WORK ORDER ->
From the entries below, copy out every line with "zero" in it.

EXTRACTED ENTRIES ->

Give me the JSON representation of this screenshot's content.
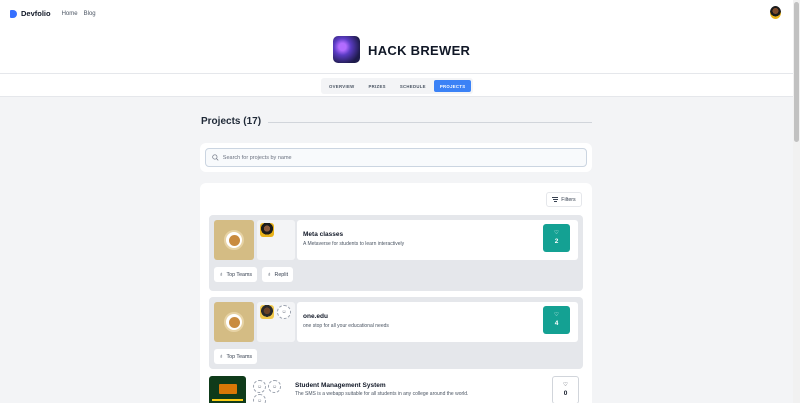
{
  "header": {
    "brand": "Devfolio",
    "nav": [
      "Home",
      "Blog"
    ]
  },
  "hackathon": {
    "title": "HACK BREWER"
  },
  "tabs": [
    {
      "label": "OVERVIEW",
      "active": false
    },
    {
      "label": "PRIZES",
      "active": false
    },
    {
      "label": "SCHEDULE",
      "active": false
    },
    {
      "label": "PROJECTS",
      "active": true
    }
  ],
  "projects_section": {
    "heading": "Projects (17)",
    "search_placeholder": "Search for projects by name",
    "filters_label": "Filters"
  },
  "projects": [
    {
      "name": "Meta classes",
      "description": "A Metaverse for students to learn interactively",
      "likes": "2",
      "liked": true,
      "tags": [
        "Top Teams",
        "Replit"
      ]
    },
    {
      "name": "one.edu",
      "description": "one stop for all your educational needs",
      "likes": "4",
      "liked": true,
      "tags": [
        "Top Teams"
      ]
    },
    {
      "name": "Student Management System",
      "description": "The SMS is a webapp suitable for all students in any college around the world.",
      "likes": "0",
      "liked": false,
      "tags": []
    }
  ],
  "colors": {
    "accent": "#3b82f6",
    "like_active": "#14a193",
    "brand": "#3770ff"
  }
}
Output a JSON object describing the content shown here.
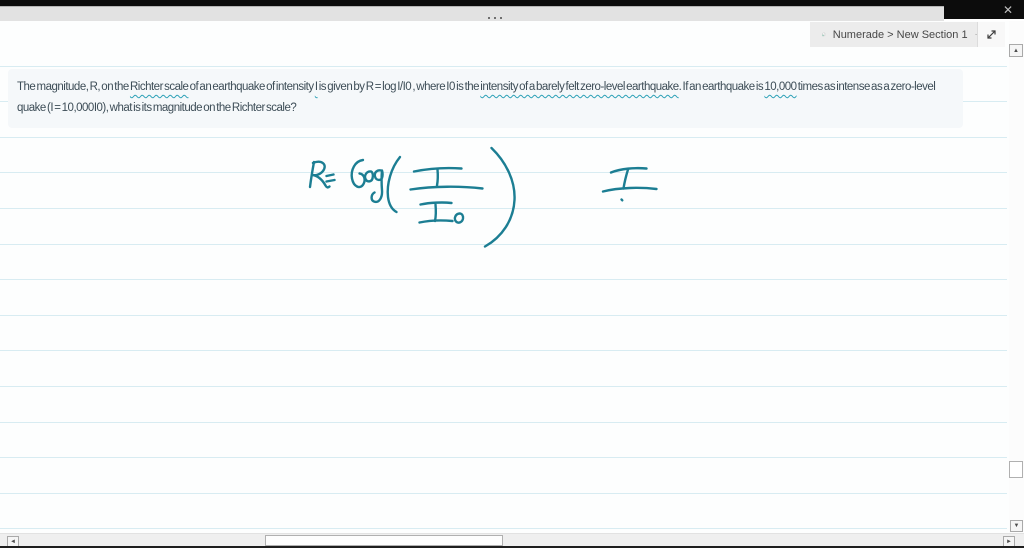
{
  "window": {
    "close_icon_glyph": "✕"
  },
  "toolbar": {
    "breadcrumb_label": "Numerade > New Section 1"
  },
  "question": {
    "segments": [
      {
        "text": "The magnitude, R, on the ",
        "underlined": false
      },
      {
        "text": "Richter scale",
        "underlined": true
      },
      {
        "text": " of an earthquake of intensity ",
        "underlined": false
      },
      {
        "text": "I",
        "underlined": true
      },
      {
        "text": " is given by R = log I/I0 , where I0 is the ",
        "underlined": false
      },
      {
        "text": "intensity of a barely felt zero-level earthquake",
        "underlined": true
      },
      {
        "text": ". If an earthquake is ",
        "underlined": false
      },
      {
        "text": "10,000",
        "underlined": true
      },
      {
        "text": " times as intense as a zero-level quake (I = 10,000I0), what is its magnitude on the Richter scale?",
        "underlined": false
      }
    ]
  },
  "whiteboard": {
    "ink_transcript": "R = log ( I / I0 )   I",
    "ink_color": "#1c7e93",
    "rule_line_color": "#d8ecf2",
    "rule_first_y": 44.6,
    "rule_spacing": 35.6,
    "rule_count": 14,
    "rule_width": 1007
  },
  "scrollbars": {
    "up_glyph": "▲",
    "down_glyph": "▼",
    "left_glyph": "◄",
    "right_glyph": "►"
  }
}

TASK RESPONSE ->
        "text": "intensity of a barely felt zero-level earthquake",
        "text": " times as intense as a zero-level quake (I = 10,000I0), what is its magnitude on the Richter scale?",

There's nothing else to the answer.